In an impassioned speech at the Calcutta session of the Indian National Congress in December, 1906, Pal said, “You will have observed the word ‘boycott’ attached to the word ‘movement’. It means that it shall move, move from point to point, move from city to city, move from division to division, move from province to province till we realise the highest destiny of our people as a nation in the comity of nations. I mean swaraj.”
His call for ‘swadeshi’ and ‘boycott’ was met with much fervour and enthusiasm by a majority of the masses. But a rift between the members of the Congress halted the growth of this popular movement. While radical nationalists like Pal, Tilak and Rai wished to use the momentum it caused to call for a pan-national struggle against the British, the more ‘moderate’ section of the Congress believed that they weren’t quite ready for this.The latter preferred the more traditional methods of petitions and negotiations. This conflict caused its momentum to fade out and eventually disappear. Pal and several other radical nationalists were then imprisoned on the additional charge of “withholding evidence” that would criminalise a close ally, Aurobindo Ghosh.
Undaunted and relentless, Pal released some of his best works during this period.These books addressed the evils of the colonial rule and the need for the Indian masses to stand up for their motherland. They included names like Indian Nationalism, Swaraj and the Present Situation, The Basis of Social Reform and even a Bengali biography of the then reigning monarch, Queen Victoria.

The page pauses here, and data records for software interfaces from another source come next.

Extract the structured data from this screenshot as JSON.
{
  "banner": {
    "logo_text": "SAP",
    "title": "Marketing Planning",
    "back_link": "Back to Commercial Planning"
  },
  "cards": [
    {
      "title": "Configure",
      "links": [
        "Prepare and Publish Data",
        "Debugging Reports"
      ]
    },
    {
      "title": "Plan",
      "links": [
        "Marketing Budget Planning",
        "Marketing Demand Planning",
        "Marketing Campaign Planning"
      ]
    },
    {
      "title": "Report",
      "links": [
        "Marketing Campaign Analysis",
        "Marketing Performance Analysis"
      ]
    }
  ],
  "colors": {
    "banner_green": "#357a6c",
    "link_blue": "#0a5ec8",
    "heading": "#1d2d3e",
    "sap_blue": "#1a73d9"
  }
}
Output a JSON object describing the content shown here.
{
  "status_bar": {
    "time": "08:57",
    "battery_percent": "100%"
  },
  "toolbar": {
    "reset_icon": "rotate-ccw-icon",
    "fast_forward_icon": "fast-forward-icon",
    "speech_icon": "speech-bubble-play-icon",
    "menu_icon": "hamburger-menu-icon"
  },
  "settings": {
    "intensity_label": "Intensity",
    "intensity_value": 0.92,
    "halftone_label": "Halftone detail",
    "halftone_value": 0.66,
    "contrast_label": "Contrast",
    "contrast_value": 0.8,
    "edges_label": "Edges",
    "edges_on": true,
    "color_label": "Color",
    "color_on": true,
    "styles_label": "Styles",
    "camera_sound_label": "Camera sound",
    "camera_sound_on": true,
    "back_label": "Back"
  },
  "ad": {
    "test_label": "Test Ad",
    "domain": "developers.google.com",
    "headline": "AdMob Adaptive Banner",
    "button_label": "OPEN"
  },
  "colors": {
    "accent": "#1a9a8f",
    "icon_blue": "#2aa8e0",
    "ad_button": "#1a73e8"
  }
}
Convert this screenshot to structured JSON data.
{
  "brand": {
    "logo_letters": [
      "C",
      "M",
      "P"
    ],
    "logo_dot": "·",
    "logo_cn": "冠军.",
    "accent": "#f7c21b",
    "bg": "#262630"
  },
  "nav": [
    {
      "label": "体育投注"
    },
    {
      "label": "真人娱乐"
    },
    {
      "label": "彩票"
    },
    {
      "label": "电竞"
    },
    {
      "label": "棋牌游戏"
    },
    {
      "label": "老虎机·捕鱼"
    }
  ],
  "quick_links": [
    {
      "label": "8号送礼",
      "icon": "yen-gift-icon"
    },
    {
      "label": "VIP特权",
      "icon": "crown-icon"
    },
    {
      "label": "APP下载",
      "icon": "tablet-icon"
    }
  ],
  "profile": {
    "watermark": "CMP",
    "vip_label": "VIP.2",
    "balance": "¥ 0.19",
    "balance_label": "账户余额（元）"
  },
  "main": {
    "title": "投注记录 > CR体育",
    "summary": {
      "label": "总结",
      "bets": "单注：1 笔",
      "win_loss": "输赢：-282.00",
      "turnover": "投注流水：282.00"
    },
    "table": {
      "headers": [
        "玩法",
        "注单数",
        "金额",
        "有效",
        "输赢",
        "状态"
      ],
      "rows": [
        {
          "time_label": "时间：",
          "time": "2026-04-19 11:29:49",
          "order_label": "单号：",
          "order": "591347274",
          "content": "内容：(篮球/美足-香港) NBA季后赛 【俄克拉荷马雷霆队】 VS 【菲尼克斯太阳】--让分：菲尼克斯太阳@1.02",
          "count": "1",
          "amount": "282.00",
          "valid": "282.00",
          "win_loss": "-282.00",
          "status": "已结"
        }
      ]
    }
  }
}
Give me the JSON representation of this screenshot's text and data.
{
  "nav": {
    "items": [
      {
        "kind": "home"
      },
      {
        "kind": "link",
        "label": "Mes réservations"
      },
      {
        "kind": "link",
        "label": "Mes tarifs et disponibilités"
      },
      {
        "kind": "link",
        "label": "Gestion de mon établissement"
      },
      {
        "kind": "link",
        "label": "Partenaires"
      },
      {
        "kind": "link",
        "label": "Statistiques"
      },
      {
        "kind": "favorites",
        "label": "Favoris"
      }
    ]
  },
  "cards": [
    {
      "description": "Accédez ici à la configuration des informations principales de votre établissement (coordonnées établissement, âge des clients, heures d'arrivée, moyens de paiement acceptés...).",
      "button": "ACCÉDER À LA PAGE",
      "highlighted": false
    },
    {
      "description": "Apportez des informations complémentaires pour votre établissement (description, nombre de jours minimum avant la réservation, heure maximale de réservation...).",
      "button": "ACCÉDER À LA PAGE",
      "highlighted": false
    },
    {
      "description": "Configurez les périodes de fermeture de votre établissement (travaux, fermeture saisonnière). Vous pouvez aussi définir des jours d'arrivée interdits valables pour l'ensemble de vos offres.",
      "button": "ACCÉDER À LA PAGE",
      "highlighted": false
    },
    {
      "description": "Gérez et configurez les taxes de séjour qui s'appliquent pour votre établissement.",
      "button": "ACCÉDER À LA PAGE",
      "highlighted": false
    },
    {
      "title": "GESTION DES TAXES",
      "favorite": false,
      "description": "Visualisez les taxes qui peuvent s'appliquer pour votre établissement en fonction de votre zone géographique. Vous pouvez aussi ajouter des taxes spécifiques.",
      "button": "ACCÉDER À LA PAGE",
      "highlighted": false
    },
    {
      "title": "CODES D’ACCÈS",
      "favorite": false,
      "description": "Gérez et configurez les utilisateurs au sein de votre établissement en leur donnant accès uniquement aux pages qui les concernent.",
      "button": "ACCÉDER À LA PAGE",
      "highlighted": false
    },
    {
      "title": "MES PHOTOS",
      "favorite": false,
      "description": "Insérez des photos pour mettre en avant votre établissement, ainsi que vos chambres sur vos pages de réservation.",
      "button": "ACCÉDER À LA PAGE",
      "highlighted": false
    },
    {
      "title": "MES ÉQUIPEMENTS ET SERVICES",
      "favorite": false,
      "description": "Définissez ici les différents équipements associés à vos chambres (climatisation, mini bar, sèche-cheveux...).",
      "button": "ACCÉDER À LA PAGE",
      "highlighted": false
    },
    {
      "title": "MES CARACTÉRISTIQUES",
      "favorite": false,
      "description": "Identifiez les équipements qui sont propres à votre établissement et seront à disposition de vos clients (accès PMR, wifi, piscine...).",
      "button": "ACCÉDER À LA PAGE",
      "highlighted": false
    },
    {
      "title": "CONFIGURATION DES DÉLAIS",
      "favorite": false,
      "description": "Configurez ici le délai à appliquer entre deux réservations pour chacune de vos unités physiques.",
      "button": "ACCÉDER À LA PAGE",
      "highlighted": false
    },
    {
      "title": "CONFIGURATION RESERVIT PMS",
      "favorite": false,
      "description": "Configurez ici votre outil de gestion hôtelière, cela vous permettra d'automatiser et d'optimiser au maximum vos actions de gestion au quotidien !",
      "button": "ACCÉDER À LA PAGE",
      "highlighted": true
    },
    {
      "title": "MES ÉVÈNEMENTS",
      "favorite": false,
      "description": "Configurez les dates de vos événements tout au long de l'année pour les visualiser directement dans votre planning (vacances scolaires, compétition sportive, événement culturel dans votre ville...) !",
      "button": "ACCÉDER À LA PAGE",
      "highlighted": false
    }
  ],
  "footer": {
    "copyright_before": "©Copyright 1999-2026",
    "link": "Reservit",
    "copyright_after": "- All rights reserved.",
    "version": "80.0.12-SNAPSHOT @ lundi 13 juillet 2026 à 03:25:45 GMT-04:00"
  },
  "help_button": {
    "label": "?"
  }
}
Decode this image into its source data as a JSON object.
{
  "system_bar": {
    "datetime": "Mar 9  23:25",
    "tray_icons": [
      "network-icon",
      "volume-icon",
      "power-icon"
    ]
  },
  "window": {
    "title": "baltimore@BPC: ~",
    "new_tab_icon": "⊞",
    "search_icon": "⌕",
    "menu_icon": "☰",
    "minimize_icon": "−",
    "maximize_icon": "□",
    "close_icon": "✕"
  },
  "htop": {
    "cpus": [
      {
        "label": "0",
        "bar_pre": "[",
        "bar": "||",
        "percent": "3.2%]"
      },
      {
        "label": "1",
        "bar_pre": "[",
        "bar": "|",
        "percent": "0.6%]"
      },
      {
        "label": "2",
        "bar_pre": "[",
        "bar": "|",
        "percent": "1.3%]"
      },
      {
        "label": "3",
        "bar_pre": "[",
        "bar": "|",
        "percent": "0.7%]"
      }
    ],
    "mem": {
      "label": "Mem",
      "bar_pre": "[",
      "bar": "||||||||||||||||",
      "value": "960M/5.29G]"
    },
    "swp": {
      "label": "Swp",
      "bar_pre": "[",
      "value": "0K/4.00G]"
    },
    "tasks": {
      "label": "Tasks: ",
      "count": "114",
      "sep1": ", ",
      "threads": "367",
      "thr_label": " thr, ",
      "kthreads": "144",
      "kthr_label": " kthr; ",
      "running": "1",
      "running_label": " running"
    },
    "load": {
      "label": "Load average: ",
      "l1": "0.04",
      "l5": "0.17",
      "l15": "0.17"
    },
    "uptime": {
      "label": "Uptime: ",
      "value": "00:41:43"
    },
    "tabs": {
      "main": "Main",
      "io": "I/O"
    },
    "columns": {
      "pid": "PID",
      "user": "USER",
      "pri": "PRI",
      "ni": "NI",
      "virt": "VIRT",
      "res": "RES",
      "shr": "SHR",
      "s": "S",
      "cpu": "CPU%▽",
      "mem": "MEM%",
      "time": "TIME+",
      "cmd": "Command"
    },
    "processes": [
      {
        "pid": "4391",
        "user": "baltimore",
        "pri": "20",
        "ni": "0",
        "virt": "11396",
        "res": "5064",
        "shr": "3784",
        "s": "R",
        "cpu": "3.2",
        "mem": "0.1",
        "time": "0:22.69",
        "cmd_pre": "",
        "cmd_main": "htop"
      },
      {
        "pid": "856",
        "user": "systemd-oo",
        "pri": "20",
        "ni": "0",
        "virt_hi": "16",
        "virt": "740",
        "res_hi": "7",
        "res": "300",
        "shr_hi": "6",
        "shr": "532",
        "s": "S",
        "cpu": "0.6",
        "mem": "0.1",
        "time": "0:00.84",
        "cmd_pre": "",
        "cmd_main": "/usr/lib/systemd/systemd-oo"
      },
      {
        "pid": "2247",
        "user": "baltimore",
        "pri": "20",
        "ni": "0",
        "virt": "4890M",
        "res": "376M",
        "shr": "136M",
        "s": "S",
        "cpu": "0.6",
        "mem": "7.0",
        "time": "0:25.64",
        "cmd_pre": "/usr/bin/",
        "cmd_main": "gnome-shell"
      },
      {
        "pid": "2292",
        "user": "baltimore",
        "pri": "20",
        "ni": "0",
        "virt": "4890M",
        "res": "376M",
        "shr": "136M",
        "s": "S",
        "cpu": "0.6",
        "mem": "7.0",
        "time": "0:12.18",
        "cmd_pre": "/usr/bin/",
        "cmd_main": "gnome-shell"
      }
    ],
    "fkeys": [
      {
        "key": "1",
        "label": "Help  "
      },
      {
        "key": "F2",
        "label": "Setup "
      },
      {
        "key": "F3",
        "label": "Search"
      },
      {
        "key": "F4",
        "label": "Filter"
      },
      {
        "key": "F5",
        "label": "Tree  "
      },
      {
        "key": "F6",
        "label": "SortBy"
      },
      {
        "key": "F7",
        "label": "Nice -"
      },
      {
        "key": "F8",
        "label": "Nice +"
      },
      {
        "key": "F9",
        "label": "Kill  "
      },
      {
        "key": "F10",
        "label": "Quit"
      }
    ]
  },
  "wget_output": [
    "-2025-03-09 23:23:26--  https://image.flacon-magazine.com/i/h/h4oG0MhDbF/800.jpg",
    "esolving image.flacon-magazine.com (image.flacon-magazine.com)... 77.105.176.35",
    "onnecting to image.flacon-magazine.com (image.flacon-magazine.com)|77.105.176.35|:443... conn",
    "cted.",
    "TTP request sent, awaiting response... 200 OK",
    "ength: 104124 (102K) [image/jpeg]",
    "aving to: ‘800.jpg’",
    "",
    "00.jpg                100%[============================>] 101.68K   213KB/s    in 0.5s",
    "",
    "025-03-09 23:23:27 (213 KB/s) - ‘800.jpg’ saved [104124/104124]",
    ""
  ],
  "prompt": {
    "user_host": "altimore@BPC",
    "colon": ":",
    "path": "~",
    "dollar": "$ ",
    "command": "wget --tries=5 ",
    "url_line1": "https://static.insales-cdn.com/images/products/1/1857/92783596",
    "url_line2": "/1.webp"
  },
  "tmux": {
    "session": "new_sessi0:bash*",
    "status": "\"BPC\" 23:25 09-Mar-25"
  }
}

He also started the Bengali weekly,Paridarshak, in 1886, worked as an editor of the Bengali Public Opinion and had short stints with the Lahore Tribune, The Democrat and The Independent.His efforts made him one of the greatest Indian journalists of the time.
During this period, he became closely associated with the Brahmo Samaj, one of the key movements of the Bengali Renaissance, which advocated for modernisation and change in the vastly rigid Hindu religion. He thus found a platform for advocating for social justice.He supported widow remarriage, acted against the harsh treatment of the workers at the Assam plantations and worked towards improving education.He believed that education had been marred by the colonial vision, making the masses suffer “not only in our intellectual life, but also our ethical, our artistic and our spiritual life as well.”
A sparkling stone in India’s historic fight for independence, Bipin Chandra Pal will remain in our hearts for his historic contributions and efforts to attain unequivocal victory for the ordinary Indian. Happy birthday, comrade!